Feils is the vineyard name of one of the three Grand Cru dry wines that Florian Lauer produces – the other two are Kupp and Schonfels. Note in German these are called “Grosses Gewächs,” translating to “great growth.” You should be able to find on the labels the letters “GG,” denoting the fact they are “Grand Cru” and dry.
Feils is a unique site for the Saar in a number of ways. First, you’ll note looking at the map that Feils is a site that rests right up against the Saar River. Unlike the Mosel, where most of the great sites (at least historically speaking) cling to the river and benefit from the temperature control the river provides, in the Saar, most of the sites run perpendicular to the river. Which is to say, they are not so affected by the warmth the river generates. The Feils (along with sites like Wiltinger Gottesfuss, etc) is unique in its rather direct relationship with the river. Second, because the river pushes up against and flows around the vineyard, the site has a good amount of alluvial soil, especially toward the bottom. Yes, there is slate here, but it is not the only soil type.
Feils is a warm site; it is also sneakily steep. Convex like a spoon, the vineyard begins mildly as you walk through it heading down to the river. However, as one reaches center-slope the incline becomes quite severe. In the pictures in the gallery, you can see the roundness and dip of the site – especially in the second picture. The lowest third of the vineyard is extremely steep.

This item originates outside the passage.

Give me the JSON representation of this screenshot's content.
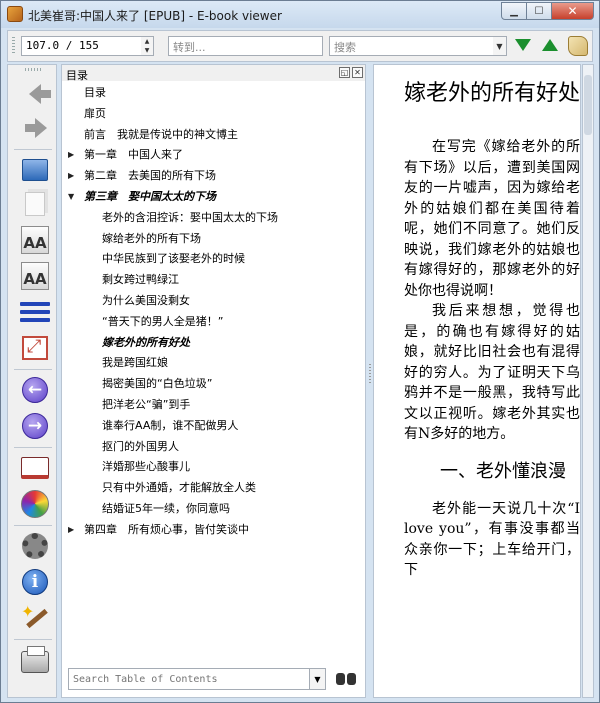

The wine this site produces is one of the most textural and luscious of the GGs; from the beginning it can show a rather broad range of fruit and spice. It also tends to drink earlier than Lauer’s other GGs, though obviously this can change vintage to vintage.